Your job is to copy the lines from the material that include "icon".

Excerpted records:
· · ·

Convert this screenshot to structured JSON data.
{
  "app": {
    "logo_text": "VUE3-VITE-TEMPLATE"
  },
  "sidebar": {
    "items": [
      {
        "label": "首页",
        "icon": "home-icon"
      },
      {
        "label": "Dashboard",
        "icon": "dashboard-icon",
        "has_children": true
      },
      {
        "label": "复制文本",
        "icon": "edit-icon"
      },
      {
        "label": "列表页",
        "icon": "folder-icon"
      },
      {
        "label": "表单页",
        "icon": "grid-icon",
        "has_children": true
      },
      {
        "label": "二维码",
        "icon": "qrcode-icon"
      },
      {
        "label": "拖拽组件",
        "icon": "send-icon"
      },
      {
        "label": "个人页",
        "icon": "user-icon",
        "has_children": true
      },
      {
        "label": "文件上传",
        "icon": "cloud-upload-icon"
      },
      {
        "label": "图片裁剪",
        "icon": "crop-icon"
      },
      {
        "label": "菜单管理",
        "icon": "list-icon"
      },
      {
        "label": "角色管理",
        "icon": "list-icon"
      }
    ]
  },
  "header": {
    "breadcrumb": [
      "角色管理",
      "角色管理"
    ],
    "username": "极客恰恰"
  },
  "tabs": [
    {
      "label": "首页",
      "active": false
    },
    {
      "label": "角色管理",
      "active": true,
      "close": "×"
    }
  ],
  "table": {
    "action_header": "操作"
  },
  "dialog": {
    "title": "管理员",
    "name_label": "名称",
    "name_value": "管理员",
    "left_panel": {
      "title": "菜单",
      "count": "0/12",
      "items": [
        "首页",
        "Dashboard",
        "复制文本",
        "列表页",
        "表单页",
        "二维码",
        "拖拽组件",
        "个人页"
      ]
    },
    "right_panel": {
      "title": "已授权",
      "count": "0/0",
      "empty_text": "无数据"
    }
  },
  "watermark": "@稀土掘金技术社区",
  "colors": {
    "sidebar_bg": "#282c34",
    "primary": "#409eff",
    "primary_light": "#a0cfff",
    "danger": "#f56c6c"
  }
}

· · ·

Response below:
        "icon": "home-icon"
        "icon": "dashboard-icon",
        "icon": "edit-icon"
        "icon": "folder-icon"
        "icon": "grid-icon",
        "icon": "qrcode-icon"
        "icon": "send-icon"
        "icon": "user-icon",
        "icon": "cloud-upload-icon"
        "icon": "crop-icon"
        "icon": "list-icon"
        "icon": "list-icon"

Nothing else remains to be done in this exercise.